GLOBAL ECONOMIC TRENDS that have been the principal driver of the inflation surge of the past 12 months – including high demand for goods from US consumers and trade disruption, as well as fast rising energy prices – have all started to ease in recent months and will put downward pressure on inflation over the next 12-18 months, according to new Resolution Foundation research. 

The Foundation’s latest Macro Policy Outlook examines how global issues have fuelled domestic UK inflation, the impact of UK-specific issues such as Brexit, and how changes in all of these trends could affect UK inflation over the next 12-18 months.

The report notes with around three-quarters of the rise in inflation since April 2021 in the UK coming from import-intensive sectors – energy, food and other goods – global trends are having a huge impact on driving up UK domestic inflation, which last month hit a 41-year high of 11.1 per cent.

The report identifies three distinct, but related, global trends that have affected UK inflation:

  • First, demand for goods in the US has surged in the wake of the pandemic. Overall demand for goods in the US was up 6.4 per cent on its pre-pandemic path earlier this year, with consumption of recreational goods and vehicles, such as sporting equipment, up 21.2 per cent. This surge in demand, which has not been replicated in Europe, has nonetheless pushed up the price of globally traded goods. However, with demand now falling back – imports of goods to the US have now fallen 5.2 per cent from their peak in March – prices for goods are likely to fall.
  • Second, supply bottlenecks (driven in part by consumer demand in the US and manufacturing delays in China) have both disrupted and pushed up the price of trade. The cost of shipping (using the Baltic Dry Index) increased sevenfold last year in the wake of the pandemic. However, with the cost of shipping recently falling back to below double pre-pandemic levels, global trade costs have now become a deflationary tailwind.
  • Third, soaring global energy prices have had the biggest single impact on inflation – directly accounting for a third of inflation in the UK today. But while prices remain elevated compared to pre-pandemic levels, and future prices are highly uncertain, the price premium on European gas relative to US and Japanese gas has fallen back in recent months as the continent has transitioned away from Russian gas, with increased LNG imports and greater industrial energy efficiency.

The report notes that the UK’s exit from the EU has also created its own specific inflationary pressures – notably on food prices, which have risen by six per cent in 2020-21 due to new UK-EU trade barriers, and the value of sterling, which has fallen by four per cent against the basket of trade-weighted currencies. But the report notes that while these two issues are likely to leave prices permanently higher – making consumers permanently poorer as a result – their impact on inflation has mostly already passed through.

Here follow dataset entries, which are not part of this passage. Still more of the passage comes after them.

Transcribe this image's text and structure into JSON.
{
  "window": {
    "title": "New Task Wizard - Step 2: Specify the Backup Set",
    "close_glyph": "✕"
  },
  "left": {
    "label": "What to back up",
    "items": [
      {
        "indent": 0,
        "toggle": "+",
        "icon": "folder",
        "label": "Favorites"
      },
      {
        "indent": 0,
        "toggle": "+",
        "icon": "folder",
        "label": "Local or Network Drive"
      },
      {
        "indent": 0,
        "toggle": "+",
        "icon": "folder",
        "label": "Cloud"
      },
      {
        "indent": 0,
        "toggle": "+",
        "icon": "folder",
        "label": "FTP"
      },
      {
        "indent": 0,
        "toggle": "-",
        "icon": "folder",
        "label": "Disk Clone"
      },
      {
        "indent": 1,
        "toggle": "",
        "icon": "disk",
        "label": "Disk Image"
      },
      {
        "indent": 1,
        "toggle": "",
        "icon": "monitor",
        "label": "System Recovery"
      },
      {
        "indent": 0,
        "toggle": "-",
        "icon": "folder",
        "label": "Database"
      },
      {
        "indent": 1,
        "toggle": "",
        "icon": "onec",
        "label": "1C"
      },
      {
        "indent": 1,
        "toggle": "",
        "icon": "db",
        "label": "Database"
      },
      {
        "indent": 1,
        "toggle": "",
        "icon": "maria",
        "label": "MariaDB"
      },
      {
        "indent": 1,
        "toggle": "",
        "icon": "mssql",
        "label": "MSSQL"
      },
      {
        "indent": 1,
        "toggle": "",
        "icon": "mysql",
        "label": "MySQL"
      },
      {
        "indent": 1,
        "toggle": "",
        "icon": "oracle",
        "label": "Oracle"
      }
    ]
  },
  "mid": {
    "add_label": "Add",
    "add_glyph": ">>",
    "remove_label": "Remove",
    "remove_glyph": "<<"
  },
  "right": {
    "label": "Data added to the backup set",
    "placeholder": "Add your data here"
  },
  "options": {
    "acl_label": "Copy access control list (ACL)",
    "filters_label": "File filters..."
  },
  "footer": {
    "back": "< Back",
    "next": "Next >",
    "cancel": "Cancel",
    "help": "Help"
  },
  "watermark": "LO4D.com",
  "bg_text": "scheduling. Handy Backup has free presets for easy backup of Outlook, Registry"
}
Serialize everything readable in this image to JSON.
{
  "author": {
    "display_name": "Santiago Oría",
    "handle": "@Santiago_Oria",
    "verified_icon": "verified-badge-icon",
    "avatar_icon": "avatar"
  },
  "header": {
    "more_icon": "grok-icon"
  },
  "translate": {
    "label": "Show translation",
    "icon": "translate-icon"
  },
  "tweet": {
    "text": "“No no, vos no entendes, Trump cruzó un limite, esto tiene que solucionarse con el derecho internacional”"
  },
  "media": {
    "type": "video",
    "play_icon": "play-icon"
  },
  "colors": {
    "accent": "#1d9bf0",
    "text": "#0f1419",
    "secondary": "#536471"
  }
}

The Foundation concludes these global deflation tailwinds should contribute to inflation falling relatively fast over the course of 2023 and 2024, allowing the Bank of England to focus on inflationary pressures in the domestic economy, which is where monetary policy will bite.

However, it warns that with inflation likely to remain at double-digit levels until Spring 2023, real wages set to continue falling until early 2024, and the price of many goods likely to be permanently higher, these welcome economic trends will be of cold comfort to families who are already struggling to get by during an acute cost-of-living crisis.

Emily Fry, Economist at the Resolution Foundation, said: “Double-digit inflation has caused an acute cost-of-living crisis, and prompted monetary policy makers to raise interest rates rapidly in response. But with so much of our inflation being driven by global factors such as trade disruption and energy prices, there are limits to how much domestic policy makers can do to tame price pressures.

“The good news is that many of the global factors that have caused inflation to soar are now unwinding and could cause inflation to plummet over the next 18 months. That may make central banks’ jobs easier, but it’s of little comfort to families still grappling with shrinking pay packets and high energy bills.”

* Read: Macroeconomic Policy Outlook: Q4 2022 here.

* Source: Resolution Foundation